Over the past several months, a number of campus personalities have submitted their thoughts on the controversial topic of pre-registration. The problem: at a university where space is already at a premium, shopping period does not give administrators ample time to determine which classes will be the most crowded. Dean Kirby has proposed the straightforward idea of registering for classes far in advance, a system that has been implemented, supposedly successfully, at other campuses across the country. As is the case with any debate, each side has salient points, and both systems have myriad advantages and disadvantages. However, there is one key difference between this discussion and every other dispute that has ever taken place at Harvard: in this case, none of the parties involved know enough to see the real problem. Pre-registration is not a question of timing and space. It is fundamentally a question of technology.
Between the extreme solutions of scrapping shopping period in favor of an earlier registration date—presumably when students are scrambling to finish papers and study for midterms—and a week of chaos in February—when overcrowded rooms and lotteries are the modus operandi of the College—there lies a better solution: the World Wide Web. Nothing is stopping the administration from creating a web site where each November, students could list their top choices for second-semester classes without necessarily getting locked in. So why doesn't this web site exist? Among the many possible reasons, two stand out: an Information Systems department known for its willingness to embrace new technology at a snail's pace, and the incredibly risky and expensive nature of taking on new projects with the University's preferred database software providers, Oracle and PeopleSoft.
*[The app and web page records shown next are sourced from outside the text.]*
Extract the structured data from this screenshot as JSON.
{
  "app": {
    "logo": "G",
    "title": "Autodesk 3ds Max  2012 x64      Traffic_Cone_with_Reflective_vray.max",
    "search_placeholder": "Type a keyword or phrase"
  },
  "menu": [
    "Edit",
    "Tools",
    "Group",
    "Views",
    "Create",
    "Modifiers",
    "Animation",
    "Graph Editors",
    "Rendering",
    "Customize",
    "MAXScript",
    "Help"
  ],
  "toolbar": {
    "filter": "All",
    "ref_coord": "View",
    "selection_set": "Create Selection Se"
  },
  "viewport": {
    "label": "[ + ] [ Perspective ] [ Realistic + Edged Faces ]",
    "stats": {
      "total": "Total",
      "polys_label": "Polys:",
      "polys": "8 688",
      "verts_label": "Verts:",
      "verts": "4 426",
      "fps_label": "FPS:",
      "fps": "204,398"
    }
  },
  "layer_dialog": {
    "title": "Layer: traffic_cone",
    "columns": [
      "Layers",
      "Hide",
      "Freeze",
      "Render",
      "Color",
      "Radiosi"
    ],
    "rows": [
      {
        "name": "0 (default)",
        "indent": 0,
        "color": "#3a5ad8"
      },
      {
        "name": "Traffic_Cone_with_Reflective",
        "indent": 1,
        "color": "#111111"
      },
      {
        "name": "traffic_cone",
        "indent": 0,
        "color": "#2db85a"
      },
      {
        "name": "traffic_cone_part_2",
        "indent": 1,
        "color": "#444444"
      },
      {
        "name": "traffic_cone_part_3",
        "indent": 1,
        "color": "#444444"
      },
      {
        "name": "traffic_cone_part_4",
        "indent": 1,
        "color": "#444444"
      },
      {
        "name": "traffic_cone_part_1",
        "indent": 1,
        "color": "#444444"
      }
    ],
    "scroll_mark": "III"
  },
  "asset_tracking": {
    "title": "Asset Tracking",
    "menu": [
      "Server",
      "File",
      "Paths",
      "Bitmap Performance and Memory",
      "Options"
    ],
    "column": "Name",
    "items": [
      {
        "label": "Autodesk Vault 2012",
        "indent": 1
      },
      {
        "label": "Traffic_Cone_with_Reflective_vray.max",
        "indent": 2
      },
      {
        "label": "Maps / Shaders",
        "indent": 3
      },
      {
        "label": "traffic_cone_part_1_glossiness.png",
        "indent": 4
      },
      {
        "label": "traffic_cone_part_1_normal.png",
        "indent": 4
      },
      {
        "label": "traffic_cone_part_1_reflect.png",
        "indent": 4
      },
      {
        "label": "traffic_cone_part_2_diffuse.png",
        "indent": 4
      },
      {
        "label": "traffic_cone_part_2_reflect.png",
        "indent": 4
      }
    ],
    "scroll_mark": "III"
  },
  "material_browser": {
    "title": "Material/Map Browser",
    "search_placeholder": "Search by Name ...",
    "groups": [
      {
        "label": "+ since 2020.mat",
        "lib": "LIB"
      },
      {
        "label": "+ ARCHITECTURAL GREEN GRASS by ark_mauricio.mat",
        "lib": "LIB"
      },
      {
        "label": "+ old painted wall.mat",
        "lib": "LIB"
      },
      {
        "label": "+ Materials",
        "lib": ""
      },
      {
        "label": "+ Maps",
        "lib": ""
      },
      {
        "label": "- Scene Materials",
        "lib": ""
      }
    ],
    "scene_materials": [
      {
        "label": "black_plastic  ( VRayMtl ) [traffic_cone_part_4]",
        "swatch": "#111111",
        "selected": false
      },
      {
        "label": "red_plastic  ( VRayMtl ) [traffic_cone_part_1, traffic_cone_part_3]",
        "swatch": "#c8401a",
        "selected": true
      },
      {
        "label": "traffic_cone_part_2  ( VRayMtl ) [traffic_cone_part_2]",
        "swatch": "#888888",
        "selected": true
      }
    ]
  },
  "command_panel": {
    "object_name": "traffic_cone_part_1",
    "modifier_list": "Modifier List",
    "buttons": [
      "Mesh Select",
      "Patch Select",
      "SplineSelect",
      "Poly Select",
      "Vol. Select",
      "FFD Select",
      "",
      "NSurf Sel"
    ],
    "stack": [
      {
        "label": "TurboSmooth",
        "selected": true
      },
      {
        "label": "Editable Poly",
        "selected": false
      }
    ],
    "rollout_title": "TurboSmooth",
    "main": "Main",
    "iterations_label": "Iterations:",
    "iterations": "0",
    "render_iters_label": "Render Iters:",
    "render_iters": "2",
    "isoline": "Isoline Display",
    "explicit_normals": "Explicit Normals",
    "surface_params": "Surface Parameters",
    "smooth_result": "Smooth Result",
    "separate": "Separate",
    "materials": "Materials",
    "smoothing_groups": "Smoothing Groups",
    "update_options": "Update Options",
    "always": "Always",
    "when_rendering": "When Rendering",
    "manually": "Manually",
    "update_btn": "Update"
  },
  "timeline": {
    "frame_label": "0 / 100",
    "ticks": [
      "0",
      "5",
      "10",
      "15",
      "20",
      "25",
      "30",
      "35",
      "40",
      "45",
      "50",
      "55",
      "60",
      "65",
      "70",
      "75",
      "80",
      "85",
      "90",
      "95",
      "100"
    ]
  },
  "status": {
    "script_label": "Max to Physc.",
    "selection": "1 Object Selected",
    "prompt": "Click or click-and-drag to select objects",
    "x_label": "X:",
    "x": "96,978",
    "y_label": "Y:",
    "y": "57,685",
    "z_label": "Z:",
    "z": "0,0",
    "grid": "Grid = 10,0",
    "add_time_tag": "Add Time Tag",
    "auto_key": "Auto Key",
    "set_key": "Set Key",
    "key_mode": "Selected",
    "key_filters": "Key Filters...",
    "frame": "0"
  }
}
The best example of Harvard's inability to implement effective technological solutions quickly is web-based e-mail. Though most freshmen today reportedly use web-based e-mail as their primary method of accessing messages, at this time last year, it wasn't even an option. Harvard University Arts and Sciences Computer Services (HASCS) spent no less than three full years investigating the different options available for Harvard's web-based system, finally settling on one of the slowest and most cumbersome products available, known in the open-source community as IMP. Over the summer, FAS was forced to allocate "a significant budget" for server upgrades to support the bloated software. Meanwhile, during the time that HASCS was deliberating, comparable products existed that were several times faster than IMP. Deciding upon a product should have taken weeks, not years, and choosing one better than IMP might have saved untold thousands of dollars, in addition to students' valuable time.
Harvard's administrators also have a history of making uninformed technology decisions. This past semester, Dean Illingworth brought Undergraduate Council elections to a complete halt in order to "secure" registrar data mainly comprising student identification numbers. The logic behind his original concern, that the Council's third-party servers were somehow more vulnerable than Harvard servers, was flawed at best. Such a statement ignores what must be the most fundamental concept of the internet: that interconnectedness renders the physical location of any server irrelevant. In addition, his mandate to revise the voting procedure inadvertently yielded a log file correlating student names with voting records—an even better find for Illingworth's hypothetical hacker.
Any student who has worked at a University position in the past six months is all too familiar with PeopleSoft, the enterprise software company that Harvard recently selected to run its payroll systems. Administrators conveniently failed to notice that only months before, Cleveland State University was almost forced to shut down completely when PeopleSoft errors brought all of that university's registration, accounts payable, accounts receivable, human resources and payroll systems to a complete halt. In an interview with The Crimson, PeopleSoft maintained that Harvard simply should have expected the problems. Ironically, PeopleSoft was right.
The source of pre-registration woes is none other than PeopleSoft's predecessor in the payroll department, Oracle Corporation. When Harvard first implemented Project ADAPT, the University purchased a site license for Oracle's database software to the tune of approximately $110 million dollars. The resulting software was horrible; professors are still forced to type in a thirty-three digit code each time they need to be reimbursed for an expense. (Think of your own nine-digit code; type it in three times and then some. Repeat.) Even worse, the University managed to lock itself into the curse of enterprise software: consulting fees. Implementing any new project of considerable magnitude requires hiring Oracle-trained consultants, whose fees often run in the millions of dollars themselves. It is for this very reason that, according to its Assistant Director of Information Technology, Oracle is nowhere to be found in the Kennedy School of Government. Purchasing a competing product, Lotus Notes, was actually cheaper.
It's no wonder that Harvard's logistics are a mess. Pre-registration is a simple problem that is easily solvable, and yet because of technological blunders from the past, the University is stuck. With FAS about to cut its budget, it is even less likely that an effective web-based solution will be implemented. The College could always consider smaller, less expensive software vendors or technically-savvy student groups, but then again, why bother when you already have the cost-effectiveness of Oracle and the reliability of PeopleSoft?